**Author affiliation**: Janvier, M.. University of Dundee; Reino Unido

**Author affiliation**: Démoulin, Pascal. Centre National de la Recherche Scientifique. Observatoire de Paris; Francia

**Author affiliation**: Dasso, Sergio Ricardo. Consejo Nacional de Investigaciónes Científicas y Técnicas. Oficina de Coordinación Administrativa Ciudad Universitaria. Instituto de Astronomia y Física del Espacio. - Universidad de Buenos Aires. Facultad de Ciencias Exactas y Naturales. Instituto de Astronomia y Física del Espacio; Argentina

**Repository:** CONICET Digital (CONICET). Consejo Nacional de Investigaciones Científicas y Técnicas

**Authors**:
Janvier, M.; Démoulin, Pascal; Dasso, Sergio Ricardo

**Publication Date:** 2014.

**Language:** English.

**Abstract:**

CONTEXT: Shocks are frequently detected by spacecraft in the interplanetary space. However, the in situ data of a shock do not provide direct information on its overall properties even when a following interplanetary coronal mass ejection (ICME) is detected. AIMS: The main aim of this study is to constrain the general shape of ICME shocks with a statistical study of shock orientations. METHODS: We first associated a set of shocks detected near Earth over 10 years with a sample of ICMEs over the same period. We then analyzed the correlations between shock and ICME parameters and studied the statistical distributions of the local shock normal orientation. Supposing that shocks are uniformly detected all over their surface projected on the 1 AU sphere, we compared the shock normal distribution with synthetic distributions derived from an analytical shock shape model. Inversely, we derived a direct method to compute the typical general shape of ICME shocks by integrating observed distributions of the shock normal. RESULTS: We found very similar properties between shocks with and without an in situ detected ICME, so that most of the shocks detected at 1 AU are ICME-driven even when no ICME is detected. The statistical orientation of shock normals is compatible with a mean shape having a rotation symmetry around the Sun-apex line. The analytically modeled shape captures the main characteristics of the observed shock normal distribution. Next, by directly integrating the observed distribution, we derived the mean shock shape, which is found to be comparable for shocks with and without a detected ICME and weakly affected by the limited statistics of the observed distribution. We finally found a close correspondence between this statistical result and the leading edge of the ICME sheath that is observed with STEREO imagers. CONCLUSIONS: We have derived a mean shock shape that only depends on one free parameter. This mean shape can be used in various contexts, such as studies for high-energy particles or space weather forecasts.
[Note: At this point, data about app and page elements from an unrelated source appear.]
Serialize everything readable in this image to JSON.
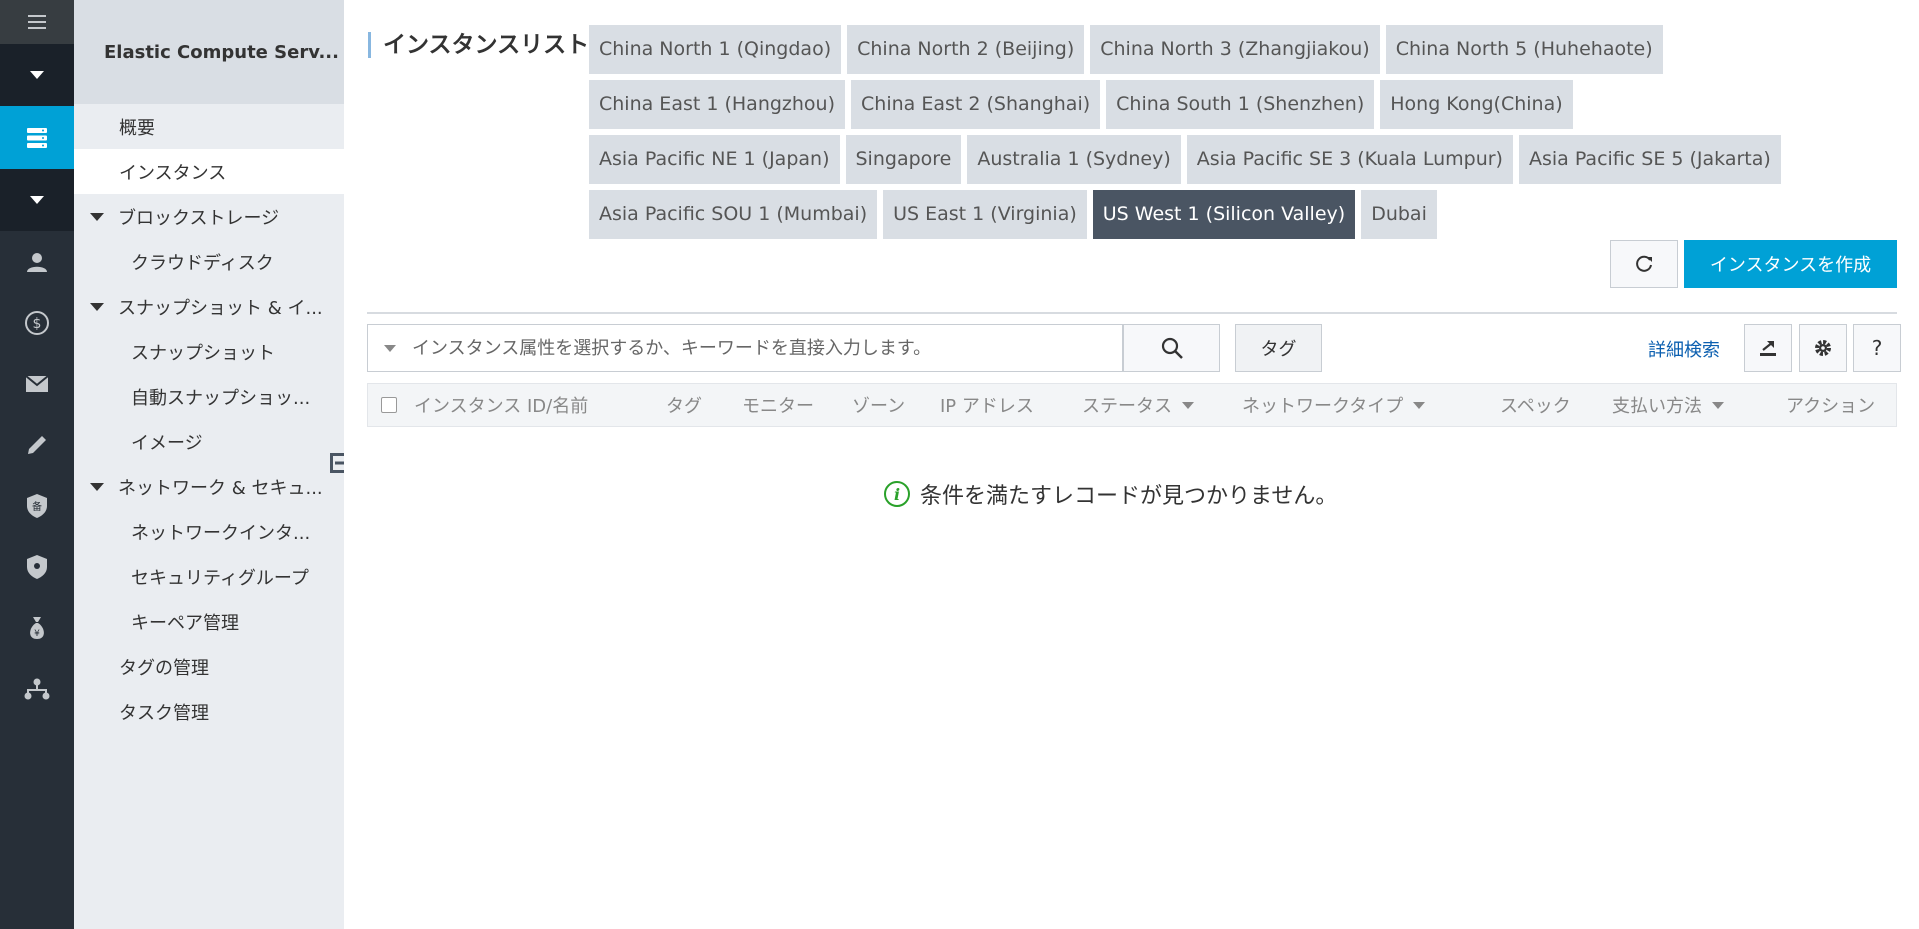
{
  "sidebar": {
    "title": "Elastic Compute Serv...",
    "items": [
      {
        "label": "概要",
        "level": 1
      },
      {
        "label": "インスタンス",
        "level": 1,
        "active": true
      },
      {
        "label": "ブロックストレージ",
        "level": 0,
        "group": true
      },
      {
        "label": "クラウドディスク",
        "level": 2
      },
      {
        "label": "スナップショット & イ...",
        "level": 0,
        "group": true
      },
      {
        "label": "スナップショット",
        "level": 2
      },
      {
        "label": "自動スナップショッ...",
        "level": 2
      },
      {
        "label": "イメージ",
        "level": 2
      },
      {
        "label": "ネットワーク & セキュ...",
        "level": 0,
        "group": true
      },
      {
        "label": "ネットワークインタ...",
        "level": 2
      },
      {
        "label": "セキュリティグループ",
        "level": 2
      },
      {
        "label": "キーペア管理",
        "level": 2
      },
      {
        "label": "タグの管理",
        "level": 1
      },
      {
        "label": "タスク管理",
        "level": 1
      }
    ]
  },
  "rail_icons": [
    "menu-icon",
    "chevron-down-icon",
    "server-icon",
    "chevron-down-icon",
    "user-icon",
    "dollar-icon",
    "mail-icon",
    "pencil-icon",
    "record-shield-icon",
    "security-shield-icon",
    "money-bag-icon",
    "network-tree-icon"
  ],
  "main": {
    "title": "インスタンスリスト",
    "regions": [
      [
        "China North 1 (Qingdao)",
        "China North 2 (Beijing)",
        "China North 3 (Zhangjiakou)",
        "China North 5 (Huhehaote)"
      ],
      [
        "China East 1 (Hangzhou)",
        "China East 2 (Shanghai)",
        "China South 1 (Shenzhen)",
        "Hong Kong(China)"
      ],
      [
        "Asia Pacific NE 1 (Japan)",
        "Singapore",
        "Australia 1 (Sydney)",
        "Asia Pacific SE 3 (Kuala Lumpur)",
        "Asia Pacific SE 5 (Jakarta)"
      ],
      [
        "Asia Pacific SOU 1 (Mumbai)",
        "US East 1 (Virginia)",
        "US West 1 (Silicon Valley)",
        "Dubai"
      ]
    ],
    "selected_region": "US West 1 (Silicon Valley)",
    "create_label": "インスタンスを作成",
    "search_placeholder": "インスタンス属性を選択するか、キーワードを直接入力します。",
    "tag_label": "タグ",
    "advanced_search": "詳細検索",
    "help_label": "?",
    "columns": [
      {
        "label": "インスタンス ID/名前",
        "dropdown": false
      },
      {
        "label": "タグ",
        "dropdown": false
      },
      {
        "label": "モニター",
        "dropdown": false
      },
      {
        "label": "ゾーン",
        "dropdown": false
      },
      {
        "label": "IP アドレス",
        "dropdown": false
      },
      {
        "label": "ステータス",
        "dropdown": true
      },
      {
        "label": "ネットワークタイプ",
        "dropdown": true
      },
      {
        "label": "スペック",
        "dropdown": false
      },
      {
        "label": "支払い方法",
        "dropdown": true
      },
      {
        "label": "アクション",
        "dropdown": false
      }
    ],
    "empty_message": "条件を満たすレコードが見つかりません。"
  },
  "colors": {
    "accent": "#00a1d6",
    "rail": "#272f38",
    "selected_region": "#4a5563",
    "link": "#0b5fb0"
  }
}
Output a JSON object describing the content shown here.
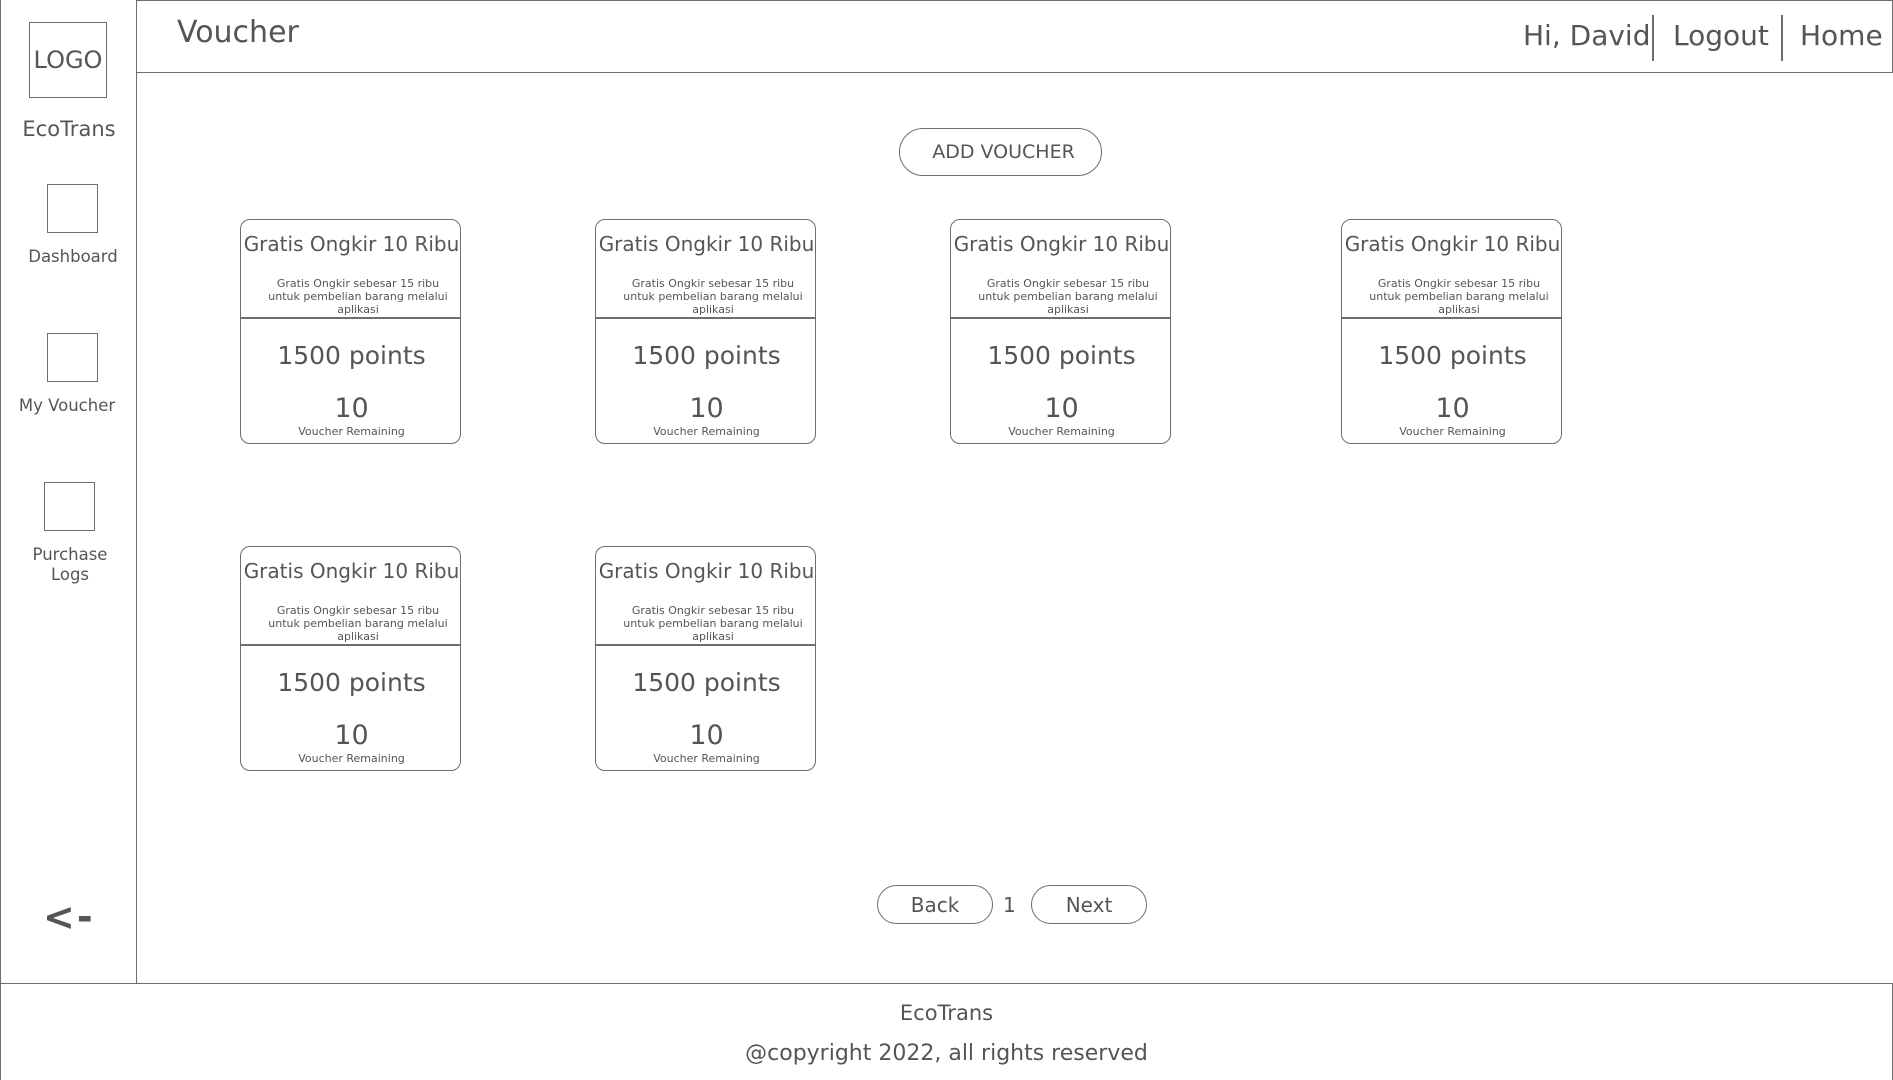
{
  "sidebar": {
    "logo_text": "LOGO",
    "brand": "EcoTrans",
    "items": [
      {
        "label": "Dashboard"
      },
      {
        "label": "My Voucher"
      },
      {
        "label": "Purchase\nLogs"
      }
    ],
    "collapse_label": "<-"
  },
  "header": {
    "title": "Voucher",
    "greeting": "Hi, David",
    "logout": "Logout",
    "home": "Home"
  },
  "actions": {
    "add_voucher": "ADD VOUCHER"
  },
  "vouchers": [
    {
      "title": "Gratis Ongkir 10 Ribu",
      "description": "Gratis Ongkir sebesar 15 ribu untuk pembelian barang melalui aplikasi",
      "points": "1500 points",
      "remaining": "10",
      "remaining_label": "Voucher Remaining"
    },
    {
      "title": "Gratis Ongkir 10 Ribu",
      "description": "Gratis Ongkir sebesar 15 ribu untuk pembelian barang melalui aplikasi",
      "points": "1500 points",
      "remaining": "10",
      "remaining_label": "Voucher Remaining"
    },
    {
      "title": "Gratis Ongkir 10 Ribu",
      "description": "Gratis Ongkir sebesar 15 ribu untuk pembelian barang melalui aplikasi",
      "points": "1500 points",
      "remaining": "10",
      "remaining_label": "Voucher Remaining"
    },
    {
      "title": "Gratis Ongkir 10 Ribu",
      "description": "Gratis Ongkir sebesar 15 ribu untuk pembelian barang melalui aplikasi",
      "points": "1500 points",
      "remaining": "10",
      "remaining_label": "Voucher Remaining"
    },
    {
      "title": "Gratis Ongkir 10 Ribu",
      "description": "Gratis Ongkir sebesar 15 ribu untuk pembelian barang melalui aplikasi",
      "points": "1500 points",
      "remaining": "10",
      "remaining_label": "Voucher Remaining"
    },
    {
      "title": "Gratis Ongkir 10 Ribu",
      "description": "Gratis Ongkir sebesar 15 ribu untuk pembelian barang melalui aplikasi",
      "points": "1500 points",
      "remaining": "10",
      "remaining_label": "Voucher Remaining"
    }
  ],
  "pagination": {
    "back": "Back",
    "page": "1",
    "next": "Next"
  },
  "footer": {
    "brand": "EcoTrans",
    "copyright": "@copyright 2022, all rights reserved"
  }
}
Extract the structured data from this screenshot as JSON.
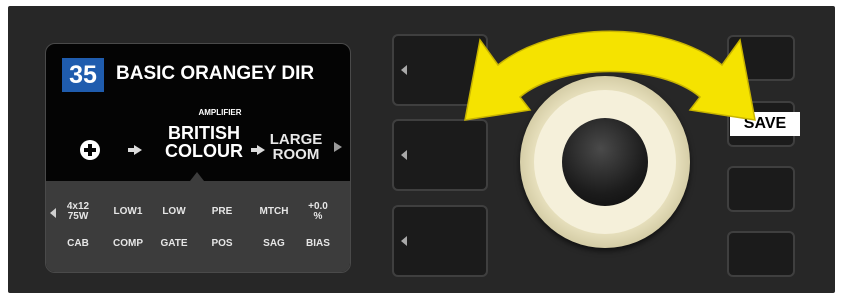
{
  "preset": {
    "number": "35",
    "name": "BASIC ORANGEY DIR"
  },
  "signal_chain": {
    "selected_label": "AMPLIFIER",
    "amplifier": {
      "line1": "BRITISH",
      "line2": "COLOUR"
    },
    "cabinet": {
      "line1": "LARGE",
      "line2": "ROOM"
    }
  },
  "params": [
    {
      "value": "4x12 75W",
      "value_line1": "4x12",
      "value_line2": "75W",
      "label": "CAB"
    },
    {
      "value": "LOW1",
      "label": "COMP"
    },
    {
      "value": "LOW",
      "label": "GATE"
    },
    {
      "value": "PRE",
      "label": "POS"
    },
    {
      "value": "MTCH",
      "label": "SAG"
    },
    {
      "value": "+0.0 %",
      "value_line1": "+0.0",
      "value_line2": "%",
      "label": "BIAS"
    }
  ],
  "buttons": {
    "save_label": "SAVE"
  },
  "icons": [
    "add-block-icon",
    "signal-flow-arrow-icon",
    "scroll-left-icon",
    "scroll-right-icon",
    "rotate-knob-arrow-icon"
  ],
  "colors": {
    "preset_badge": "#1f5cae",
    "arrow_yellow": "#f5e300",
    "knob_cream": "#ece5c3"
  }
}
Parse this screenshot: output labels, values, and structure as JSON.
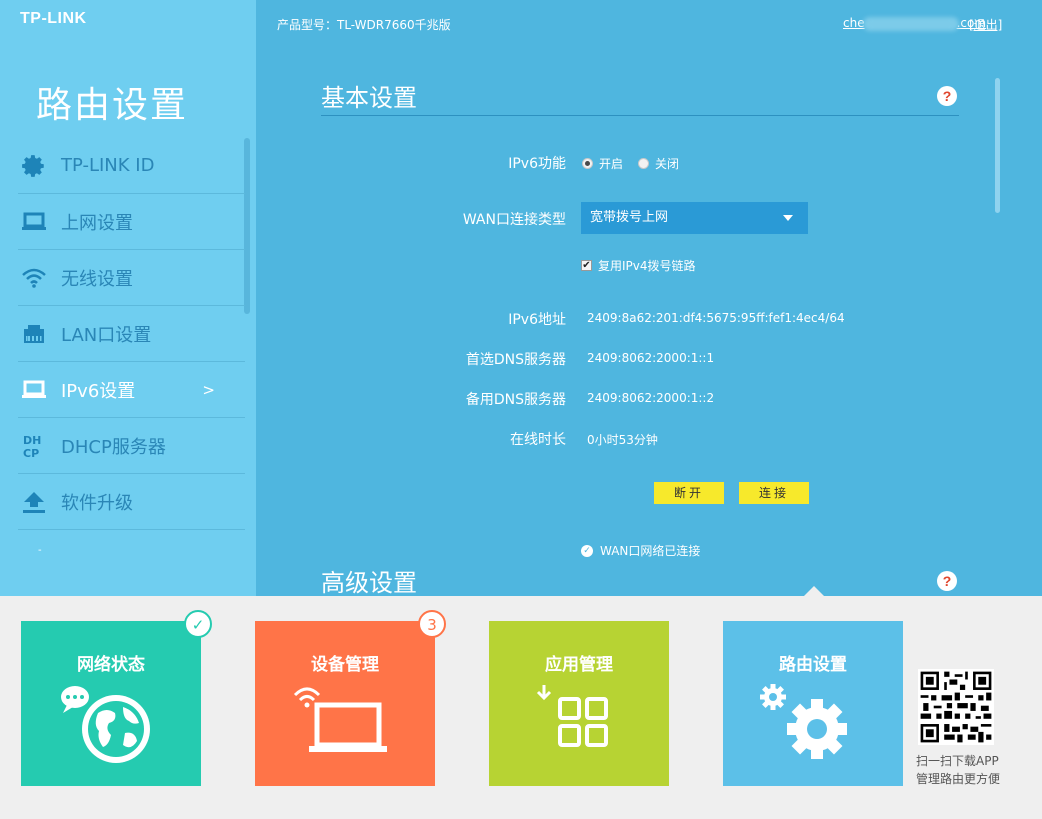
{
  "brand": {
    "logo": "TP-LINK"
  },
  "topbar": {
    "model": "产品型号：TL-WDR7660千兆版",
    "user_prefix": "che",
    "user_suffix": ".com",
    "logout": "[退出]"
  },
  "sidebar": {
    "title": "路由设置",
    "items": [
      {
        "label": "TP-LINK ID",
        "icon": "gear-icon"
      },
      {
        "label": "上网设置",
        "icon": "laptop-icon"
      },
      {
        "label": "无线设置",
        "icon": "wifi-icon"
      },
      {
        "label": "LAN口设置",
        "icon": "ethernet-port-icon"
      },
      {
        "label": "IPv6设置",
        "icon": "laptop-icon",
        "arrow": ">"
      },
      {
        "label": "DHCP服务器",
        "icon": "dhcp-icon"
      },
      {
        "label": "软件升级",
        "icon": "upload-icon"
      }
    ],
    "active_index": 4,
    "dash": "-"
  },
  "basic": {
    "title": "基本设置",
    "help": "?",
    "ipv6_label": "IPv6功能",
    "ipv6_on": "开启",
    "ipv6_off": "关闭",
    "ipv6_selected": "开启",
    "wan_type_label": "WAN口连接类型",
    "wan_type_value": "宽带拨号上网",
    "reuse_label": "复用IPv4拨号链路",
    "reuse_checked": true,
    "addr_label": "IPv6地址",
    "addr_value": "2409:8a62:201:df4:5675:95ff:fef1:4ec4/64",
    "dns1_label": "首选DNS服务器",
    "dns1_value": "2409:8062:2000:1::1",
    "dns2_label": "备用DNS服务器",
    "dns2_value": "2409:8062:2000:1::2",
    "online_label": "在线时长",
    "online_value": "0小时53分钟",
    "disconnect": "断开",
    "connect": "连接",
    "status": "WAN口网络已连接"
  },
  "advanced": {
    "title": "高级设置",
    "help": "?"
  },
  "tiles": [
    {
      "title": "网络状态",
      "color": "#25cbb0",
      "badge": "✓"
    },
    {
      "title": "设备管理",
      "color": "#ff7448",
      "badge": "3"
    },
    {
      "title": "应用管理",
      "color": "#b7d333"
    },
    {
      "title": "路由设置",
      "color": "#5cc0e8"
    }
  ],
  "qr": {
    "line1": "扫一扫下载APP",
    "line2": "管理路由更方便"
  },
  "colors": {
    "accent": "#4fb6df",
    "sidebar": "#6fcef0",
    "button": "#f7e92b",
    "help_mark": "#e0462d"
  }
}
**Author affiliation**: Janvier, M.. University of Dundee; Reino Unido

**Author affiliation**: Démoulin, Pascal. Centre National de la Recherche Scientifique; Francia

**Author affiliation**: Dasso, Sergio Ricardo. Consejo Nacional de Investigaciónes Científicas y Técnicas. Oficina de Coordinación Administrativa Ciudad Universitaria. Instituto de Astronomía y Física del Espacio. - Universidad de Buenos Aires. Facultad de Ciencias Exactas y Naturales. Instituto de Astronomía y Física del Espacio; Argentina. Universidad de Buenos Aires. Facultad de Ciencias Exactas y Naturales. Departamento de Física; Argentina. Universidad de Buenos Aires. Facultad de Ciencias Exactas y Naturales. Departamento de Ciencias de la Atmósfera y los Océanos; Argentina

**Repository:** CONICET Digital (CONICET). Consejo Nacional de Investigaciones Científicas y Técnicas